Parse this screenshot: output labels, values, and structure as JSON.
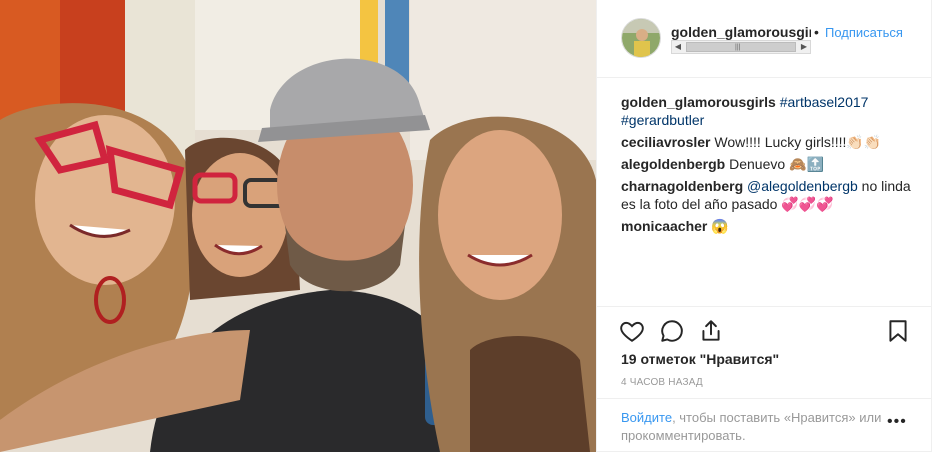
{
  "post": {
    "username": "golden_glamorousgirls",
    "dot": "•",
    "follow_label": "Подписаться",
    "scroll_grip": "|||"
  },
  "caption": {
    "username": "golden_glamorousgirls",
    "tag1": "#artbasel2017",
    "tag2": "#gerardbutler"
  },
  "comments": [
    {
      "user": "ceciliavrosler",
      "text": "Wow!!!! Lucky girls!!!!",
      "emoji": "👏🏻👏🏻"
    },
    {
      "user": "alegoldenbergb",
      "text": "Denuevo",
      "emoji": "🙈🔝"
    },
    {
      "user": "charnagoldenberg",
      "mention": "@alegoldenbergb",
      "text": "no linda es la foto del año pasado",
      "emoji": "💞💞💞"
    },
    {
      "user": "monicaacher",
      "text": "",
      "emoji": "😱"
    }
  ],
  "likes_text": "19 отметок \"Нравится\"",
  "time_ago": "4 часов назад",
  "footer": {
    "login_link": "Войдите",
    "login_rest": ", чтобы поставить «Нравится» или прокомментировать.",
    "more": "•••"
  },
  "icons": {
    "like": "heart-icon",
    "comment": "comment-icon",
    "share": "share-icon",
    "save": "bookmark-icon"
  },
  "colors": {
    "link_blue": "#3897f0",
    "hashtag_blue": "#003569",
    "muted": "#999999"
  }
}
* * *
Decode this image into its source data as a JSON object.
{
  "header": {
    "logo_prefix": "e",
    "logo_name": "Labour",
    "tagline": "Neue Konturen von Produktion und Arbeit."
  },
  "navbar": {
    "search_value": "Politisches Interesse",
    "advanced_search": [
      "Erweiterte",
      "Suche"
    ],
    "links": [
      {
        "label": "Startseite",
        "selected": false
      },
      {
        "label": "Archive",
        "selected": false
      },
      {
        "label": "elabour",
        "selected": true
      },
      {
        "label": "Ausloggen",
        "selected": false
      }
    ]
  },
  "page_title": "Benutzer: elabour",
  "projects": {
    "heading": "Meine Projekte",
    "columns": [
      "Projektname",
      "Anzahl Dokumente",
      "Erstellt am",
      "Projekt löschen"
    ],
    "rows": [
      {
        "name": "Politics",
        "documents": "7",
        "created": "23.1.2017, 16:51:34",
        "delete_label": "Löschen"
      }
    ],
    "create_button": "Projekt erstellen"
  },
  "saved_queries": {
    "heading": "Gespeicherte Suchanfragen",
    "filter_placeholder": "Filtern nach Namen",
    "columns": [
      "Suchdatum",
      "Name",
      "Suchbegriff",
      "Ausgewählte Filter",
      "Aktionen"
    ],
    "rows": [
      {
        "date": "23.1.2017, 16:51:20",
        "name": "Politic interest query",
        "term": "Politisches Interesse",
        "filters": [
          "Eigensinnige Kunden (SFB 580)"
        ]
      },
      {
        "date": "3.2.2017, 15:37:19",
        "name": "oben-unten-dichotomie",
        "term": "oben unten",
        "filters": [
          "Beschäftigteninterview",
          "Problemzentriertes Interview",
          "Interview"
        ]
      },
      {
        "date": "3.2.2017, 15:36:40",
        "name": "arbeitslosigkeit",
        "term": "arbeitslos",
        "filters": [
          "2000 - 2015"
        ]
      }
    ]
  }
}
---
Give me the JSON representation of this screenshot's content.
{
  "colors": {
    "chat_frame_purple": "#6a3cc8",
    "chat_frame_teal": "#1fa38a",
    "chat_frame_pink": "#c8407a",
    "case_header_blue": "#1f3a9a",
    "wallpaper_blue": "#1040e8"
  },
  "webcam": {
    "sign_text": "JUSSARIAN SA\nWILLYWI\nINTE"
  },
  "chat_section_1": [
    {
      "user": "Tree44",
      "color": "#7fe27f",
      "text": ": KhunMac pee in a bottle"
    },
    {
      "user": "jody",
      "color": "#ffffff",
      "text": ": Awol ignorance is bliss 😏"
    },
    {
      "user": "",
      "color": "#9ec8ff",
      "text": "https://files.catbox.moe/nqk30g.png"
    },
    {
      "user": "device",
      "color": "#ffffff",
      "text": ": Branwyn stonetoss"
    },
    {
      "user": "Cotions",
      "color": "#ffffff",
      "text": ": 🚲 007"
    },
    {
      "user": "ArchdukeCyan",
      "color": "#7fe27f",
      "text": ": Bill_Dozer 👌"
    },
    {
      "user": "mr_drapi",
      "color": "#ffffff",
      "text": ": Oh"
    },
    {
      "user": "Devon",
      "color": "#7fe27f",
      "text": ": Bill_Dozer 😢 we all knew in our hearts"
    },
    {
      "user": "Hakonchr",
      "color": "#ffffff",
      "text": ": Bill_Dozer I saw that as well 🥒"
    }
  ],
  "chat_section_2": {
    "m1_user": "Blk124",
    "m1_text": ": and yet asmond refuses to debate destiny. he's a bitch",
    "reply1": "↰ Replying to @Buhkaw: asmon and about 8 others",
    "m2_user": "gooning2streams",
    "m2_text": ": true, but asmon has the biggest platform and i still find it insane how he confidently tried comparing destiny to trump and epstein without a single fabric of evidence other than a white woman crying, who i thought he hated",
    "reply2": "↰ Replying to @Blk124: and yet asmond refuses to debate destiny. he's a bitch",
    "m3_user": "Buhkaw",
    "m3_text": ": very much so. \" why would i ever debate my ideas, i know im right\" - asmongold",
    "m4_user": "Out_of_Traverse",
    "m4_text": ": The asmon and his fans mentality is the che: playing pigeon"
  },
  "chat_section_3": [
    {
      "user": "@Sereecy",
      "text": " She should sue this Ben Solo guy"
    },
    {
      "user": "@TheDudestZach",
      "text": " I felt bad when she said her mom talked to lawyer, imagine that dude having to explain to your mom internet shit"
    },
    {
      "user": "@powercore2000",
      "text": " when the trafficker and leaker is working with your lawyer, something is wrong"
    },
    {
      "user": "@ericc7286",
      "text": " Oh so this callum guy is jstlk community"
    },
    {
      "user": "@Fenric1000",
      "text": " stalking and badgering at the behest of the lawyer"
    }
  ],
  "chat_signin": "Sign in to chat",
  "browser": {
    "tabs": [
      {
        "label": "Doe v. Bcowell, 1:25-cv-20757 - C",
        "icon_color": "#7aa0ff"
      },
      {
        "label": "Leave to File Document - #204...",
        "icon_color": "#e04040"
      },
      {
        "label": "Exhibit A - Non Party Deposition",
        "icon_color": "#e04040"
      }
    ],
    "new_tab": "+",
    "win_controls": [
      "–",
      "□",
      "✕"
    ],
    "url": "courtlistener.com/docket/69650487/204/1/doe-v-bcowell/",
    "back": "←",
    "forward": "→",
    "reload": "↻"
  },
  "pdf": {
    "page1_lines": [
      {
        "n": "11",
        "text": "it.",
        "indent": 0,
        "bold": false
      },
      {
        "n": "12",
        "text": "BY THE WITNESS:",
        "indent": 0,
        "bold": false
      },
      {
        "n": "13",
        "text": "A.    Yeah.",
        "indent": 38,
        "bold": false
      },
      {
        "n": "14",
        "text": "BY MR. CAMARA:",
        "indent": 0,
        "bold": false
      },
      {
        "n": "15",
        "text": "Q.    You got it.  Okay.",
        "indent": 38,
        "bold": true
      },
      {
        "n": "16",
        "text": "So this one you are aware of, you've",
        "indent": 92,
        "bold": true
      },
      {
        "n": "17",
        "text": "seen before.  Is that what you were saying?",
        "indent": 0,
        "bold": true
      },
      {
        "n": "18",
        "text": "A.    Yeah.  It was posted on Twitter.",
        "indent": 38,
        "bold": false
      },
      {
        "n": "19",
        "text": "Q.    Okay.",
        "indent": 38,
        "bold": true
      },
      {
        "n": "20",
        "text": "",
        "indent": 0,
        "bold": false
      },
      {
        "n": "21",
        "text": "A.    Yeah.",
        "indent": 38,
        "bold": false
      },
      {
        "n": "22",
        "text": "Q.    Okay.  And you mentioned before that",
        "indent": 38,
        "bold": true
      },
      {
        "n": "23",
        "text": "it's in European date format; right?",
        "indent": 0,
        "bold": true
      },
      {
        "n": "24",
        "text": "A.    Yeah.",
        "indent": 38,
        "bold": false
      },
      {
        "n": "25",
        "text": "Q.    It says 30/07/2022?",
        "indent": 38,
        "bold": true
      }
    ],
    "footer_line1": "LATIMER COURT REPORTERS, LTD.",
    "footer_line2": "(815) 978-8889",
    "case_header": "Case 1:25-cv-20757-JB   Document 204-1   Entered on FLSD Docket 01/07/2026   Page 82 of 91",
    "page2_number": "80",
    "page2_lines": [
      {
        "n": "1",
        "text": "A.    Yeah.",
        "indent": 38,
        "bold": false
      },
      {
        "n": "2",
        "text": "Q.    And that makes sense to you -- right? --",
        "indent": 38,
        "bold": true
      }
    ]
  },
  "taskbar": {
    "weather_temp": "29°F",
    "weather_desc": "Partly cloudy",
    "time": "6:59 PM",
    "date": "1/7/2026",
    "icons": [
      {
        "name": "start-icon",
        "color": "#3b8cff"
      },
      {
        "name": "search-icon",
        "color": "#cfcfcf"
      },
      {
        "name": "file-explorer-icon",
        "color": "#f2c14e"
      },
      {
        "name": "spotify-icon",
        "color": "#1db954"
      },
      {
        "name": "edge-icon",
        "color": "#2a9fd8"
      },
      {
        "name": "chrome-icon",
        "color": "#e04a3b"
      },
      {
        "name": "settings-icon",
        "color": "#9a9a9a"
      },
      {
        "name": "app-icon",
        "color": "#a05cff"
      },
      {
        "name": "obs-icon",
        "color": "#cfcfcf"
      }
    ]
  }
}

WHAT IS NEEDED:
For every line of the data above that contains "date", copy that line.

ANSWER FOR THIS EXERCISE:
        "date": "23.1.2017, 16:51:20",
        "date": "3.2.2017, 15:37:19",
        "date": "3.2.2017, 15:36:40",
        "text": "it's in European date format; right?",
    "date": "1/7/2026",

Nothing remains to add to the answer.